When I’m angry, I must meditate and be still. The same is true for you. First still yourself and push the emotional reactions aside. Meditate upon the things you know about God and godliness, and then put your anger into perspective. Stop and look at what created the anger. Is it anger over not getting our way? Is it petty things that aren’t worthy of the emotional energy we put into it? Stress is often the accumulation of little annoyances, but when we take the time to think upon the object of our anger, and put it into a godly perspective, anger and frustration can be diffused.
Not every battle is worth fighting. Not every situation has a resolution. People are blind to the faults they have that frustrate us. And we are blind to our faults as well. Sometimes we have to look at the frustration in light of the entirety of life and the eternal perspective of our Christian walk.
Jesus warned, “Hold fast to what you have that no one takes your crown.”
What we have is the gift of God. Not only do we have redemption, but we have God’s path He created for us to walk in. The Lord said that He fashioned our days for us before we were born. The same passage also says God has precious thoughts toward us that are greater in number than the sand of the seas. This means that God has already laid out a way for you to experience life to its fullest. This includes our eternal life.
Sadly, we let go of the crown of God’s reward so we can cling to anger against people. This is one way we let people take our crown. Some are led away from God through worldly philosophies, but even a theologically sound person can lose perspective and invest their lives in meaningless things at the cost of eternal things. Selfish anger is one of those meaningless things.

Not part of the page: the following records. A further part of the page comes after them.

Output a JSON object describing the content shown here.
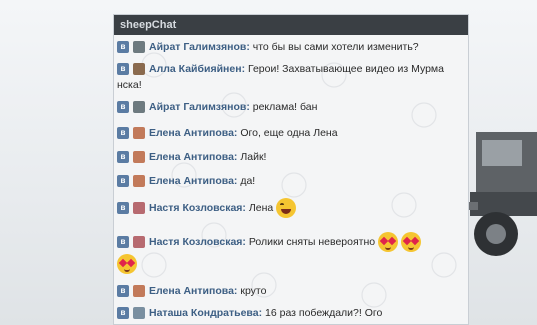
{
  "window": {
    "title": "sheepChat"
  },
  "messages": [
    {
      "author": "Айрат Галимзянов",
      "text": "что бы вы сами хотели изменить?",
      "avatar_color": "#6d7a7f"
    },
    {
      "author": "Алла Кайбияйнен",
      "text": "Герои! Захватывающее видео из Мурма",
      "text_cont": "нска!",
      "avatar_color": "#8a6a4e"
    },
    {
      "author": "Айрат Галимзянов",
      "text": "реклама! бан",
      "avatar_color": "#6d7a7f"
    },
    {
      "author": "Елена Антипова",
      "text": "Ого, еще одна Лена",
      "avatar_color": "#c27a5a"
    },
    {
      "author": "Елена Антипова",
      "text": "Лайк!",
      "avatar_color": "#c27a5a"
    },
    {
      "author": "Елена Антипова",
      "text": "да!",
      "avatar_color": "#c27a5a"
    },
    {
      "author": "Настя Козловская",
      "text": "Лена",
      "emoji": "laughing-emoji",
      "avatar_color": "#b76a70"
    },
    {
      "author": "Настя Козловская",
      "text": "Ролики сняты невероятно",
      "emoji": "heart-eyes-emoji",
      "avatar_color": "#b76a70"
    },
    {
      "author": "Елена Антипова",
      "text": "круто",
      "avatar_color": "#c27a5a"
    },
    {
      "author": "Наташа Кондратьева",
      "text": "16 раз побеждали?! Ого",
      "avatar_color": "#7a8fa0"
    }
  ],
  "colors": {
    "title_bar": "#3a3f44",
    "author_name": "#3d5f84",
    "vk_badge": "#5b7ca3"
  },
  "icons": {
    "source_badge": "vk-icon",
    "emoji_laugh": "laughing-emoji",
    "emoji_love": "heart-eyes-emoji"
  }
}
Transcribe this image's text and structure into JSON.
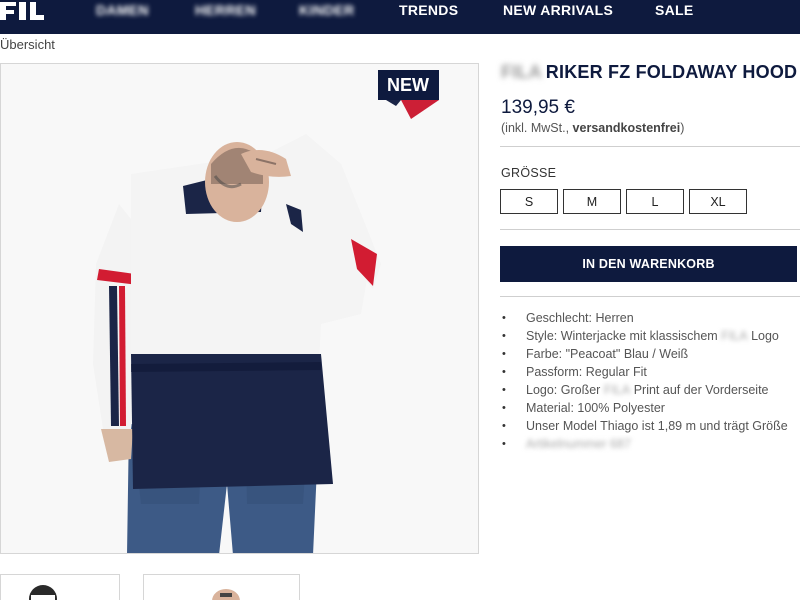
{
  "nav": {
    "logo_text": "FILA",
    "items": [
      "DAMEN",
      "HERREN",
      "KINDER",
      "TRENDS",
      "NEW ARRIVALS",
      "SALE"
    ]
  },
  "breadcrumb": {
    "back_label": "Übersicht"
  },
  "image": {
    "badge": "NEW"
  },
  "product": {
    "title_brand": "FILA",
    "title": "RIKER FZ FOLDAWAY HOOD",
    "price": "139,95 €",
    "tax_prefix": "(inkl. MwSt., ",
    "tax_bold": "versandkostenfrei",
    "tax_suffix": ")"
  },
  "sizes": {
    "label": "GRÖSSE",
    "options": [
      "S",
      "M",
      "L",
      "XL"
    ]
  },
  "cart": {
    "button_label": "IN DEN WARENKORB"
  },
  "features": {
    "geschlecht": "Geschlecht: Herren",
    "style_pre": "Style: Winterjacke mit klassischem ",
    "style_blur": "FILA",
    "style_post": " Logo",
    "farbe": "Farbe: \"Peacoat\" Blau / Weiß",
    "passform": "Passform: Regular Fit",
    "logo_pre": "Logo: Großer ",
    "logo_blur": "FILA",
    "logo_post": " Print auf der Vorderseite",
    "material": "Material: 100% Polyester",
    "model": "Unser Model Thiago ist 1,89 m und trägt Größe",
    "last_blur": "Artikelnummer 687"
  },
  "colors": {
    "navy": "#0e1a3e",
    "badge_red": "#cc1f36",
    "jacket_white": "#f4f4f4",
    "jacket_navy": "#1b2547",
    "stripe_red": "#d21c32",
    "denim": "#3d5a86"
  }
}
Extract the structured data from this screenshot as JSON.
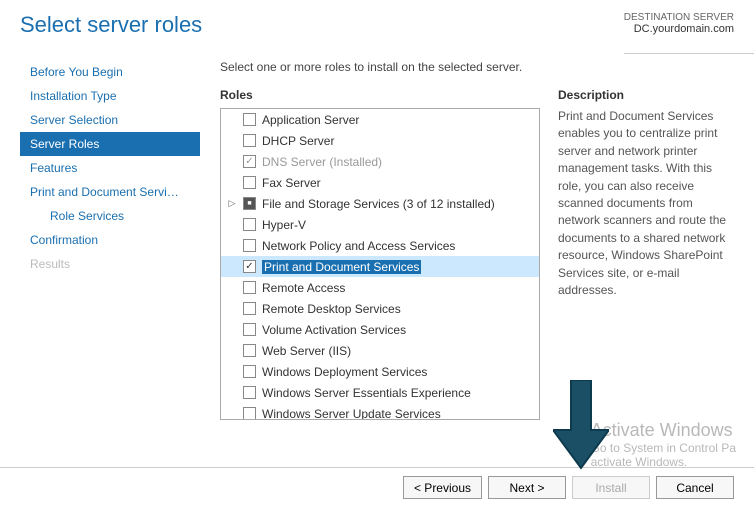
{
  "header": {
    "title": "Select server roles",
    "dest_label": "DESTINATION SERVER",
    "dest_server": "DC.yourdomain.com"
  },
  "nav": [
    {
      "label": "Before You Begin",
      "state": "normal"
    },
    {
      "label": "Installation Type",
      "state": "normal"
    },
    {
      "label": "Server Selection",
      "state": "normal"
    },
    {
      "label": "Server Roles",
      "state": "active"
    },
    {
      "label": "Features",
      "state": "normal"
    },
    {
      "label": "Print and Document Servi…",
      "state": "normal"
    },
    {
      "label": "Role Services",
      "state": "normal",
      "sub": true
    },
    {
      "label": "Confirmation",
      "state": "normal"
    },
    {
      "label": "Results",
      "state": "disabled"
    }
  ],
  "prompt": "Select one or more roles to install on the selected server.",
  "roles_heading": "Roles",
  "desc_heading": "Description",
  "roles": [
    {
      "label": "Application Server",
      "checked": false
    },
    {
      "label": "DHCP Server",
      "checked": false
    },
    {
      "label": "DNS Server (Installed)",
      "checked": true,
      "disabled": true
    },
    {
      "label": "Fax Server",
      "checked": false
    },
    {
      "label": "File and Storage Services (3 of 12 installed)",
      "partial": true,
      "expandable": true
    },
    {
      "label": "Hyper-V",
      "checked": false
    },
    {
      "label": "Network Policy and Access Services",
      "checked": false
    },
    {
      "label": "Print and Document Services",
      "checked": true,
      "selected": true
    },
    {
      "label": "Remote Access",
      "checked": false
    },
    {
      "label": "Remote Desktop Services",
      "checked": false
    },
    {
      "label": "Volume Activation Services",
      "checked": false
    },
    {
      "label": "Web Server (IIS)",
      "checked": false
    },
    {
      "label": "Windows Deployment Services",
      "checked": false
    },
    {
      "label": "Windows Server Essentials Experience",
      "checked": false
    },
    {
      "label": "Windows Server Update Services",
      "checked": false
    }
  ],
  "description": "Print and Document Services enables you to centralize print server and network printer management tasks. With this role, you can also receive scanned documents from network scanners and route the documents to a shared network resource, Windows SharePoint Services site, or e-mail addresses.",
  "footer": {
    "previous": "< Previous",
    "next": "Next >",
    "install": "Install",
    "cancel": "Cancel"
  },
  "watermark": {
    "line1": "Activate Windows",
    "line2": "Go to System in Control Pa",
    "line3": "activate Windows."
  }
}
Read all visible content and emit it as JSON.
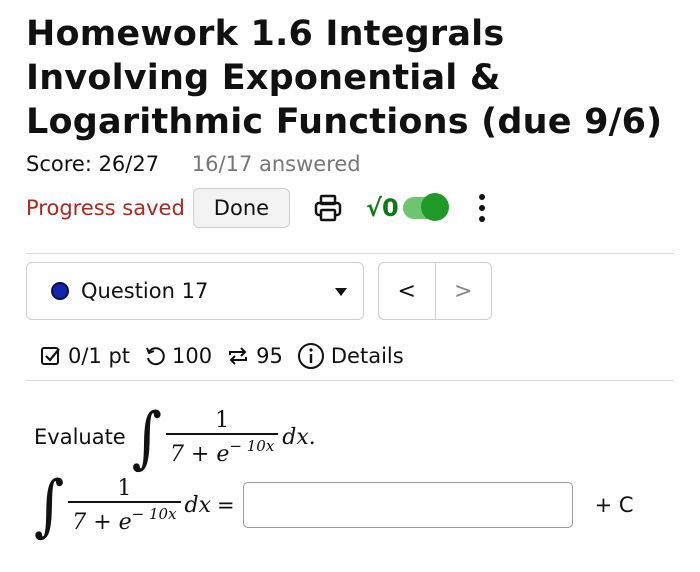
{
  "page": {
    "title": "Homework 1.6 Integrals Involving Exponential & Logarithmic Functions (due 9/6)"
  },
  "score": {
    "label": "Score: 26/27",
    "answered": "16/17 answered"
  },
  "toolbar": {
    "progress_label": "Progress saved",
    "done_label": "Done",
    "sqrt_label": "√0",
    "math_toggle_on": true,
    "icons": [
      "print-icon",
      "sqrt-toggle-icon",
      "more-options-icon"
    ]
  },
  "question_nav": {
    "selected": "Question 17",
    "status_color": "#1226a8",
    "prev": "<",
    "next": ">"
  },
  "meta": {
    "points": "0/1 pt",
    "retries": "100",
    "attempts": "95",
    "details": "Details"
  },
  "question": {
    "prompt": "Evaluate",
    "numerator": "1",
    "den_base": "7 + e",
    "den_exp": "− 10x",
    "differential": "dx.",
    "answer_differential": "dx",
    "equals": "=",
    "answer_value": "",
    "plus_c": "+ C"
  },
  "colors": {
    "progress": "#b3261e",
    "toggle": "#1f9a27",
    "accent_dot": "#1226a8"
  }
}
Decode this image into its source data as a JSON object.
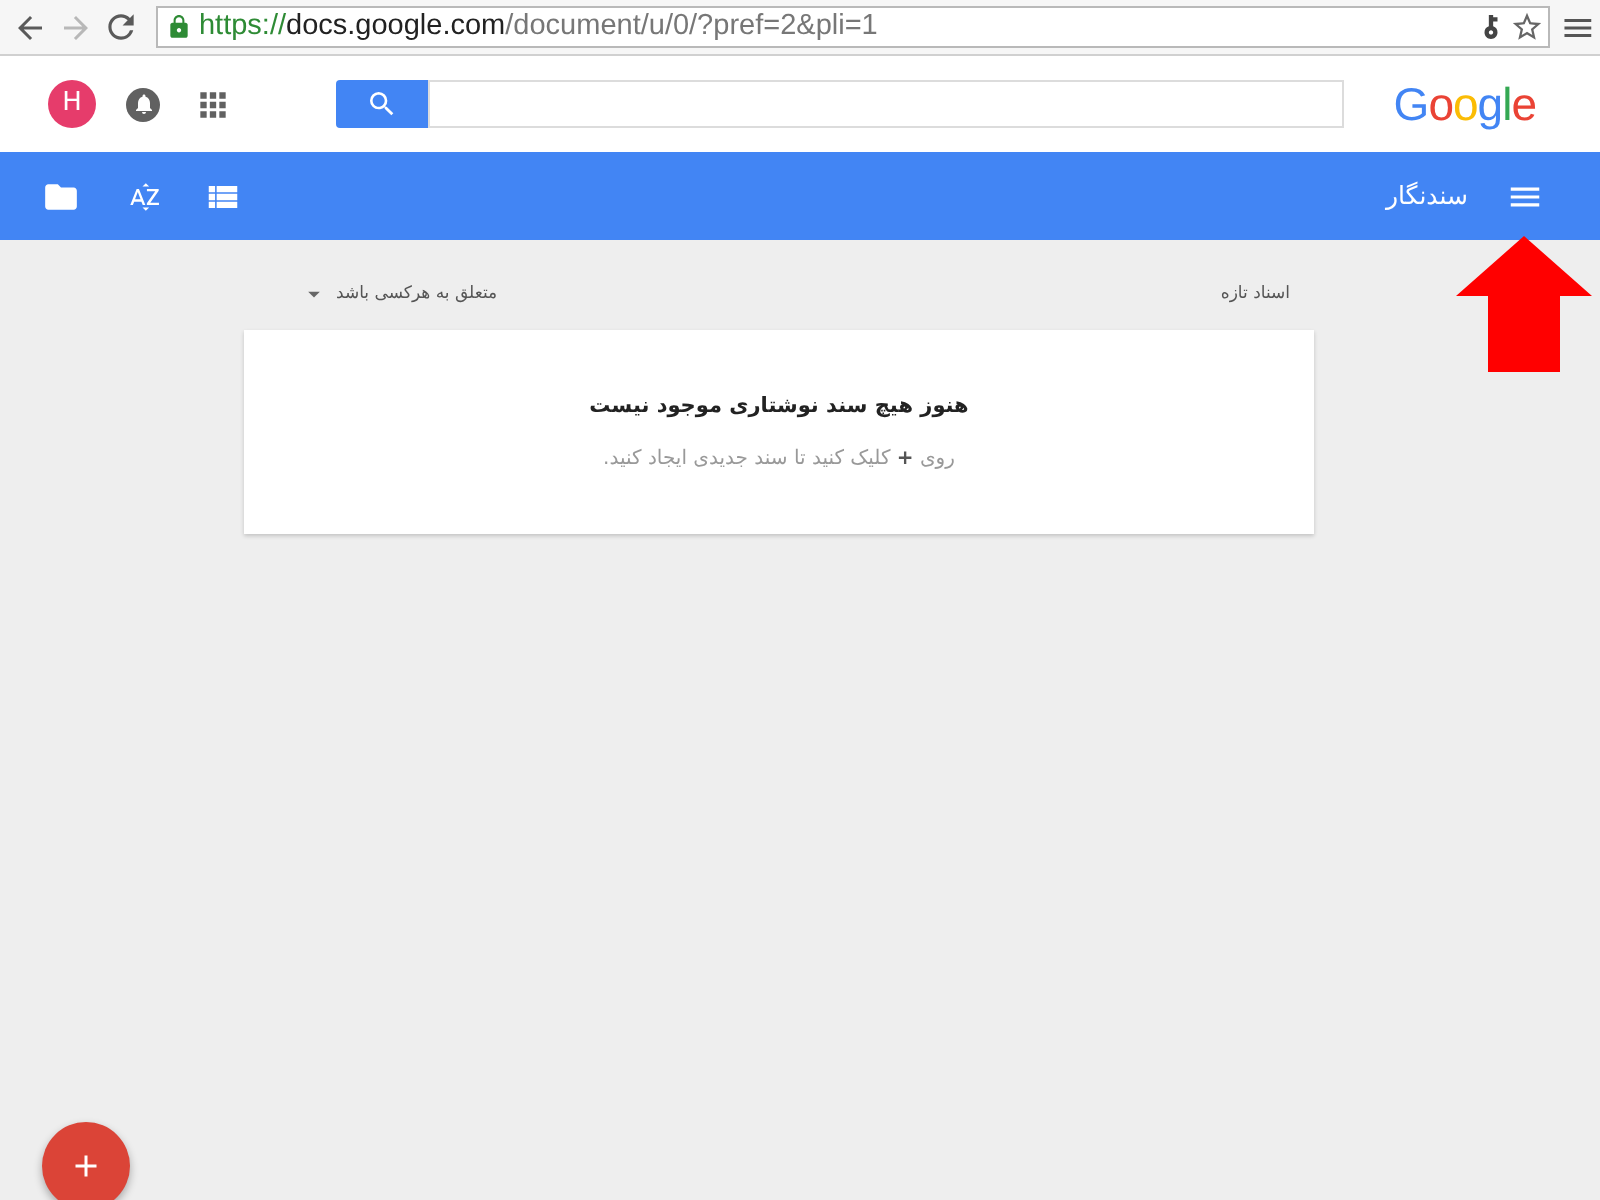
{
  "browser": {
    "nav": [
      {
        "kind": "back",
        "disabled": false
      },
      {
        "kind": "forward",
        "disabled": true
      },
      {
        "kind": "reload",
        "disabled": false
      }
    ],
    "url": {
      "scheme": "https://",
      "host": "docs.google.com",
      "path": "/document/u/0/?pref=2&pli=1"
    }
  },
  "header": {
    "avatar": "H",
    "logo": "Google"
  },
  "toolbar": {
    "title": "سندنگار"
  },
  "list": {
    "heading": "اسناد تازه",
    "owner_filter": "متعلق به هرکسی باشد"
  },
  "empty_state": {
    "title": "هنوز هیچ سند نوشتاری موجود نیست",
    "hint": "روی **+** کلیک کنید تا سند جدیدی ایجاد کنید."
  }
}
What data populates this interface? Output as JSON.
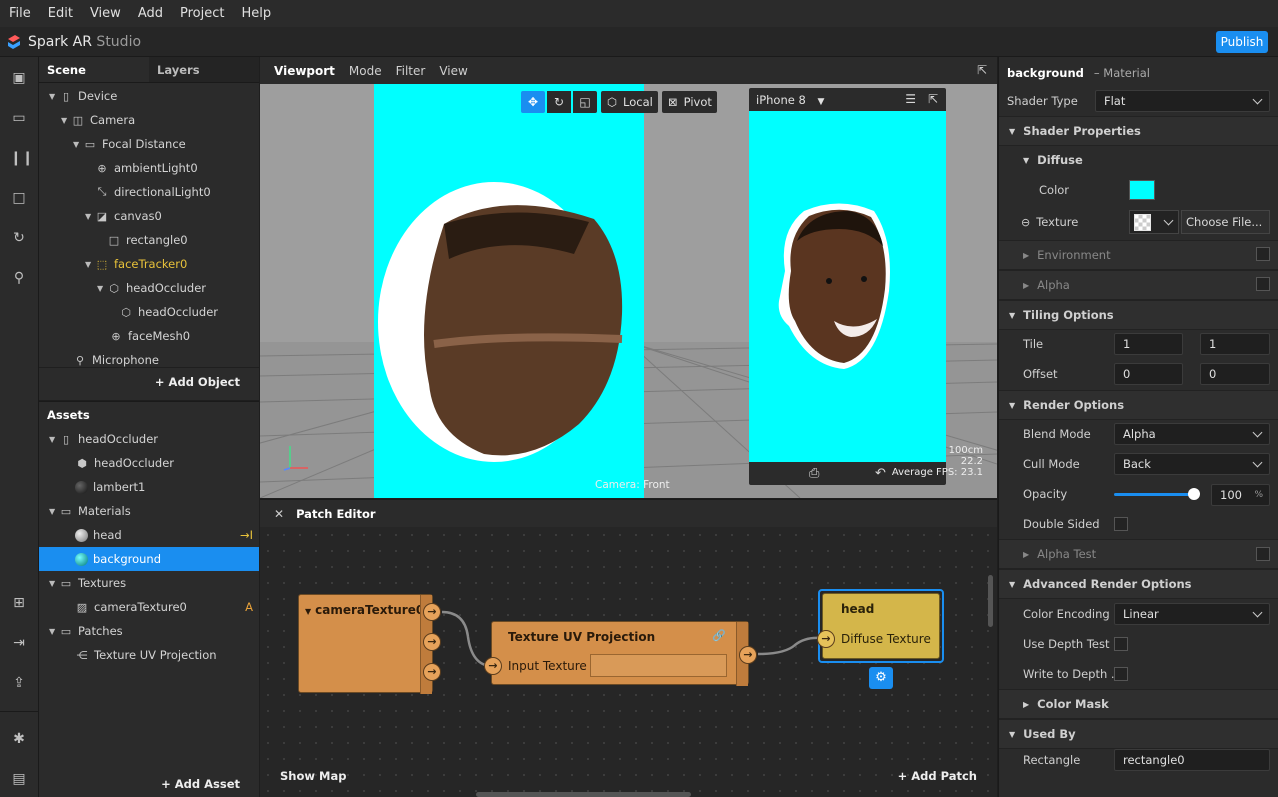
{
  "menu": [
    "File",
    "Edit",
    "View",
    "Add",
    "Project",
    "Help"
  ],
  "app": {
    "title_main": "Spark AR",
    "title_light": " Studio",
    "publish": "Publish"
  },
  "scene": {
    "tabs": [
      "Scene",
      "Layers"
    ],
    "items": [
      {
        "label": "Device",
        "icon": "phone-icon"
      },
      {
        "label": "Camera",
        "icon": "camera-icon"
      },
      {
        "label": "Focal Distance",
        "icon": "ruler-icon"
      },
      {
        "label": "ambientLight0",
        "icon": "globe-icon"
      },
      {
        "label": "directionalLight0",
        "icon": "directional-light-icon"
      },
      {
        "label": "canvas0",
        "icon": "canvas-icon"
      },
      {
        "label": "rectangle0",
        "icon": "rectangle-icon"
      },
      {
        "label": "faceTracker0",
        "icon": "face-tracker-icon"
      },
      {
        "label": "headOccluder",
        "icon": "cube-icon"
      },
      {
        "label": "headOccluder",
        "icon": "cube-icon"
      },
      {
        "label": "faceMesh0",
        "icon": "mesh-icon"
      },
      {
        "label": "Microphone",
        "icon": "microphone-icon"
      }
    ],
    "add_object": "+ Add Object"
  },
  "assets": {
    "title": "Assets",
    "items": [
      {
        "label": "headOccluder"
      },
      {
        "label": "headOccluder"
      },
      {
        "label": "lambert1"
      },
      {
        "label": "Materials"
      },
      {
        "label": "head",
        "badge": "→I"
      },
      {
        "label": "background"
      },
      {
        "label": "Textures"
      },
      {
        "label": "cameraTexture0",
        "badge": "A"
      },
      {
        "label": "Patches"
      },
      {
        "label": "Texture UV Projection"
      }
    ],
    "add_asset": "+ Add Asset"
  },
  "viewport": {
    "tabs": [
      "Viewport",
      "Mode",
      "Filter",
      "View"
    ],
    "local": "Local",
    "pivot": "Pivot",
    "device": "iPhone 8",
    "camera_label": "Camera: Front",
    "stats": [
      "100cm",
      "22.2",
      "Average FPS: 23.1"
    ]
  },
  "patch": {
    "title": "Patch Editor",
    "camera_texture": "cameraTexture0",
    "uv_title": "Texture UV Projection",
    "uv_input": "Input Texture",
    "head_title": "head",
    "head_input": "Diffuse Texture",
    "show_map": "Show Map",
    "add_patch": "+ Add Patch"
  },
  "inspector": {
    "name": "background",
    "type": "– Material",
    "shader_type_label": "Shader Type",
    "shader_type": "Flat",
    "shader_props": "Shader Properties",
    "diffuse": "Diffuse",
    "color": "Color",
    "color_value": "#00ffff",
    "texture": "Texture",
    "choose_file": "Choose File...",
    "environment": "Environment",
    "alpha": "Alpha",
    "tiling": "Tiling Options",
    "tile": "Tile",
    "tile_x": "1",
    "tile_y": "1",
    "offset": "Offset",
    "offset_x": "0",
    "offset_y": "0",
    "render": "Render Options",
    "blend_label": "Blend Mode",
    "blend": "Alpha",
    "cull_label": "Cull Mode",
    "cull": "Back",
    "opacity_label": "Opacity",
    "opacity": "100",
    "opacity_unit": "%",
    "opacity_fraction": 1.0,
    "double_sided": "Double Sided",
    "alpha_test": "Alpha Test",
    "advanced": "Advanced Render Options",
    "encoding_label": "Color Encoding",
    "encoding": "Linear",
    "depth_test": "Use Depth Test",
    "write_depth": "Write to Depth ...",
    "color_mask": "Color Mask",
    "used_by": "Used By",
    "rectangle_label": "Rectangle",
    "rectangle_value": "rectangle0"
  }
}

Anger isn’t always bad. Sometimes anger causes us to act in a good way. When Peter denied Jesus three times, he was defeated and guilt ridden. Afterward, Jesus came to him. “Peter, do you love me more than you love these?” When Peter said yes, Jesus gave him the command to feed his sheep, referring to teaching others how to become disciples of Christ.
Jesus asked Peter again if he loved Him. Again Peter said he did. Then Jesus asked a third time. Peter was grieved that Jesus kept asking the same question, but there was a point. Peter was defeated. His focus was only on himself and he didn’t feel worthy to be the apostle Jesus had called him to be. By the third time Jesus asked the question, anger began to light a fire in Peter’s heart. He was being forced to take his eyes off his defeat and put them on his calling. God used anger to stir Peter back to life.
Selfish anger never produces righteousness. We try to make our anger appear righteous, but the truth is, if I’m focused on myself, it’s selfish anger. When people become angry at how they’ve been treated, their emotions become destructive. But let someone get angry at the neglect of the poor and what happens? They set out to change the part of the world within their power.
A man recently passed away named David Wilkerson. He was a struggling pastor until an event angered him into action. In his book, The Cross and the Switchblade, David describes the event that changed his life. A gang of youths were being tried for murder. When he saw the picture in the paper, he saw children. Kids not yet in high school were committing murder. These forgotten children were being left without guidance on the cruel city streets of New York. It angered him and he set out to touch their lives. Though he never had the opportunity to meet the kids he went to see, God used that anger as a turning point and a call to action to reach the youth of New York’s streets.
When we feel anger, it’s a call to search our hearts while looking toward godliness. Is it my wrong that makes me angry and creates selfish indignation? Or is it a call toward a need. Maybe that need begins with dealing with my own selfishness.
Most people get angry and react, but never meditate. We go day to day reacting to what bothers us while anger builds up pressure and erodes away a godly attitude. Jesus became angry on several occasions, but not once did He show anger for wrongs done to Him. He saw the poor being fleeced in the temple and he became angry and put a stop to the business of buying and selling. What happened when people called Him demon possessed, a drunkard, a sinner, and a deceiver? He explained the truth but never defended Himself out of pride.
Be still and think upon your walk of faith. How does anger reveal what needs to be changed in the world around you? How does selfish anger reveal what needs to be changed in your life? How can you turn a brooding heart into a meditating heart?